Most lung cancers do not cause symptoms until they have spread too far to be cured. But symptoms do occur in some people with early lung cancer. Some of the most common symptoms of lung cancer are:
- A cough that does not go away or gets worse
- Chest pain that is often worse with deep breathing, coughing, or laughing
- Unexplained weight loss and loss of appetite
- Coughing up blood or rust-colored sputum (spit or phlegm)
- Infections such as bronchitis and pneumonia that don’t go away or keep coming back
If you go to a doctor when you first notice symptoms, the cancer might be diagnosed at an earlier stage, when treatment works best.
People who currently smoke and those who quit smoking can get screened for lung cancer, too. Screening gives you a chance to find lung cancer early – when it’s small and easier to treat. Lung cancer screening doesn’t decrease the chance of getting lung cancer, but it can help lower the risk of dying from the disease.
Lung cancer screening isn’t for everyone. The American Cancer Society recommends annual lung cancer screening with a low-dose CT scan (LDCT) for certain people at higher risk for lung cancer who meet the following conditions:
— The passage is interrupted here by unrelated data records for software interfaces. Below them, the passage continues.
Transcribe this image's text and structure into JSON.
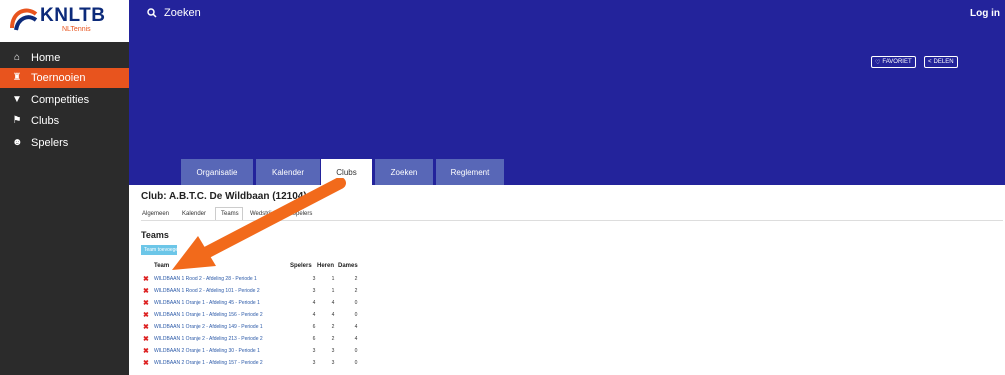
{
  "brand": {
    "name": "KNLTB",
    "sub": "NLTennis"
  },
  "sidebar": {
    "items": [
      {
        "label": "Home",
        "icon": "home-icon",
        "glyph": "⌂",
        "active": false
      },
      {
        "label": "Toernooien",
        "icon": "trophy-icon",
        "glyph": "🏆",
        "active": true
      },
      {
        "label": "Competities",
        "icon": "cup-icon",
        "glyph": "▼",
        "active": false
      },
      {
        "label": "Clubs",
        "icon": "flag-icon",
        "glyph": "⚑",
        "active": false
      },
      {
        "label": "Spelers",
        "icon": "users-icon",
        "glyph": "👥",
        "active": false
      }
    ]
  },
  "header": {
    "search_label": "Zoeken",
    "login_label": "Log in",
    "favoriet": "FAVORIET",
    "delen": "DELEN"
  },
  "tabs": [
    {
      "label": "Organisatie",
      "active": false
    },
    {
      "label": "Kalender",
      "active": false
    },
    {
      "label": "Clubs",
      "active": true
    },
    {
      "label": "Zoeken",
      "active": false
    },
    {
      "label": "Reglement",
      "active": false
    }
  ],
  "club": {
    "title": "Club: A.B.T.C. De Wildbaan (12104)",
    "subtabs": [
      "Algemeen",
      "Kalender",
      "Teams",
      "Wedstrijden",
      "Spelers"
    ],
    "teams_heading": "Teams",
    "team_button": "Team toevoegen"
  },
  "table": {
    "headers": [
      "Team",
      "Spelers",
      "Heren",
      "Dames"
    ],
    "rows": [
      {
        "name": "WILDBAAN 1  Rood 2 - Afdeling 28 - Periode 1",
        "spelers": "3",
        "heren": "1",
        "dames": "2"
      },
      {
        "name": "WILDBAAN 1  Rood 2 - Afdeling 101 - Periode 2",
        "spelers": "3",
        "heren": "1",
        "dames": "2"
      },
      {
        "name": "WILDBAAN 1  Oranje 1 - Afdeling 45 - Periode 1",
        "spelers": "4",
        "heren": "4",
        "dames": "0"
      },
      {
        "name": "WILDBAAN 1  Oranje 1 - Afdeling 156 - Periode 2",
        "spelers": "4",
        "heren": "4",
        "dames": "0"
      },
      {
        "name": "WILDBAAN 1  Oranje 2 - Afdeling 149 - Periode 1",
        "spelers": "6",
        "heren": "2",
        "dames": "4"
      },
      {
        "name": "WILDBAAN 1  Oranje 2 - Afdeling 213 - Periode 2",
        "spelers": "6",
        "heren": "2",
        "dames": "4"
      },
      {
        "name": "WILDBAAN 2  Oranje 1 - Afdeling 30 - Periode 1",
        "spelers": "3",
        "heren": "3",
        "dames": "0"
      },
      {
        "name": "WILDBAAN 2  Oranje 1 - Afdeling 157 - Periode 2",
        "spelers": "3",
        "heren": "3",
        "dames": "0"
      }
    ]
  },
  "colors": {
    "banner": "#23239b",
    "accent": "#e8541e",
    "tab": "#5867b7"
  }
}
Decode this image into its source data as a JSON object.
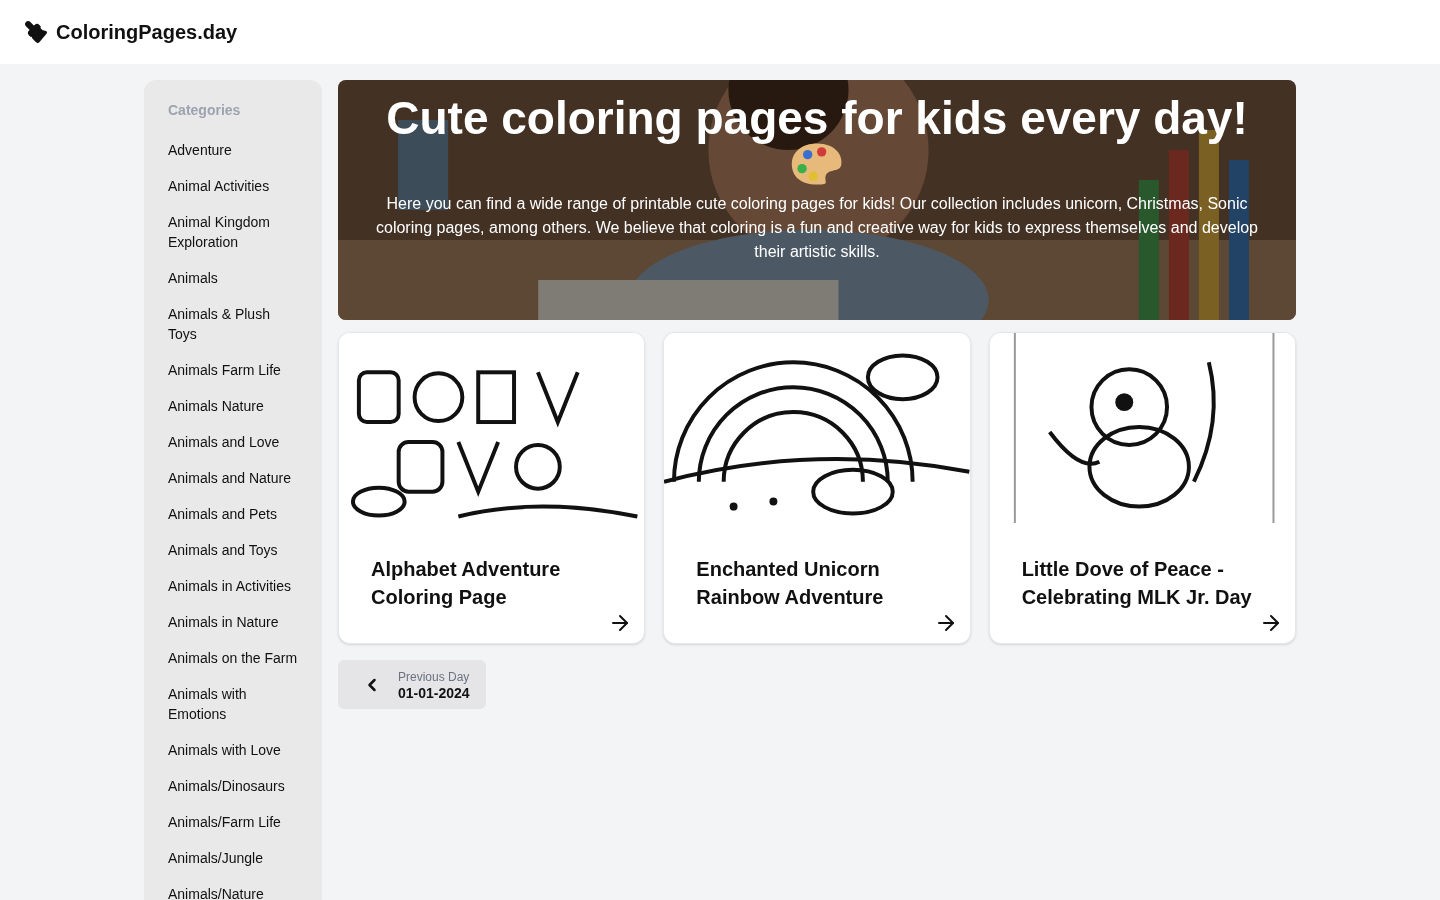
{
  "header": {
    "site_name": "ColoringPages.day"
  },
  "sidebar": {
    "heading": "Categories",
    "items": [
      "Adventure",
      "Animal Activities",
      "Animal Kingdom Exploration",
      "Animals",
      "Animals & Plush Toys",
      "Animals Farm Life",
      "Animals Nature",
      "Animals and Love",
      "Animals and Nature",
      "Animals and Pets",
      "Animals and Toys",
      "Animals in Activities",
      "Animals in Nature",
      "Animals on the Farm",
      "Animals with Emotions",
      "Animals with Love",
      "Animals/Dinosaurs",
      "Animals/Farm Life",
      "Animals/Jungle",
      "Animals/Nature"
    ]
  },
  "hero": {
    "title": "Cute coloring pages for kids every day!",
    "text": "Here you can find a wide range of printable cute coloring pages for kids! Our collection includes unicorn, Christmas, Sonic coloring pages, among others. We believe that coloring is a fun and creative way for kids to express themselves and develop their artistic skills."
  },
  "cards": [
    {
      "title": "Alphabet Adventure Coloring Page"
    },
    {
      "title": "Enchanted Unicorn Rainbow Adventure"
    },
    {
      "title": "Little Dove of Peace - Celebrating MLK Jr. Day"
    }
  ],
  "pager": {
    "label": "Previous Day",
    "date": "01-01-2024"
  }
}
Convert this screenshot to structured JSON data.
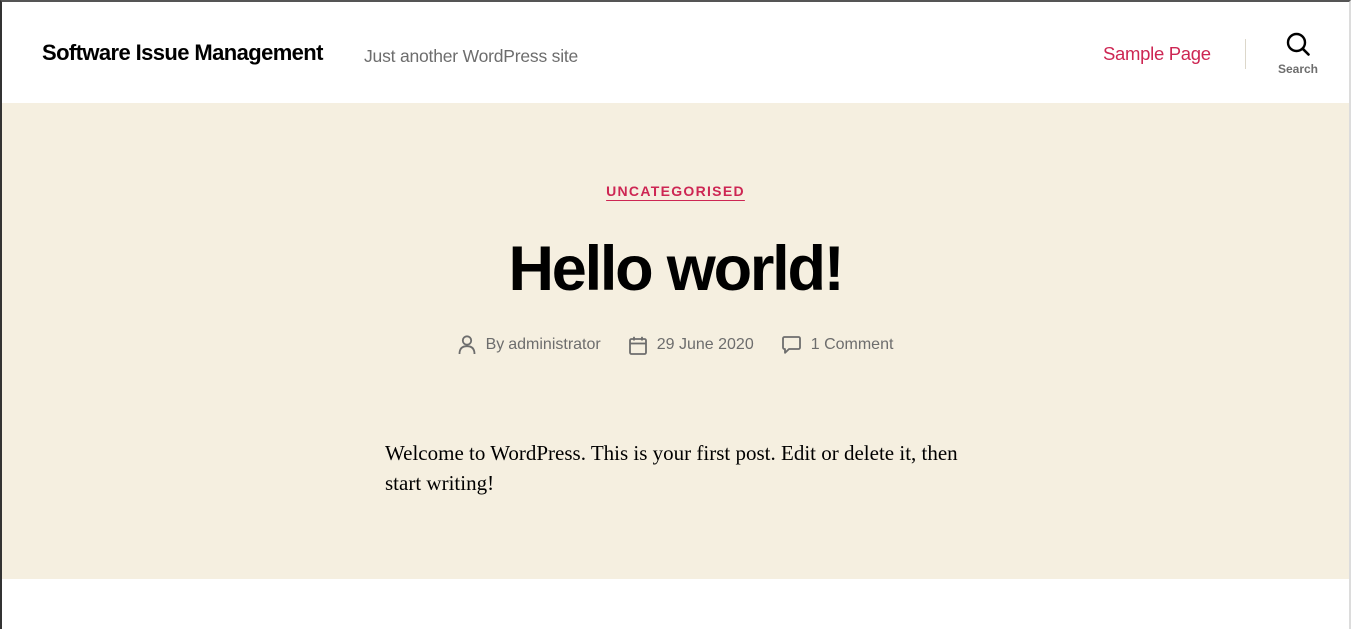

- Are 50 to 80 years old and in fairly good health, and
- Currently smoke or have quit within the past 15 years, and
- Have at least a 20-pack-year smoking history (This is the number of packs of cigarettes per day multiplied by the number of years smoked. For example, someone who smoked 2 packs a day for 10 years [2 x 10 = 20] has 20 pack-years of smoking, as does a person who smoked 1 pack a day for 20 years [1 x 20 = 20].), and
- Receive smoking cessation counseling if they currently smoke.
In addition, it’s important that people who are going to be screened:
- Receive smoking cessation counseling if they currently smoke, and
- Have been told by their doctor about the possible benefits, limits, and harms of screening with LDCT scans, and
- Can go to a center that has experience in lung cancer screening and treatment center.
Talk to a doctor to find out if lung cancer screening is right for you.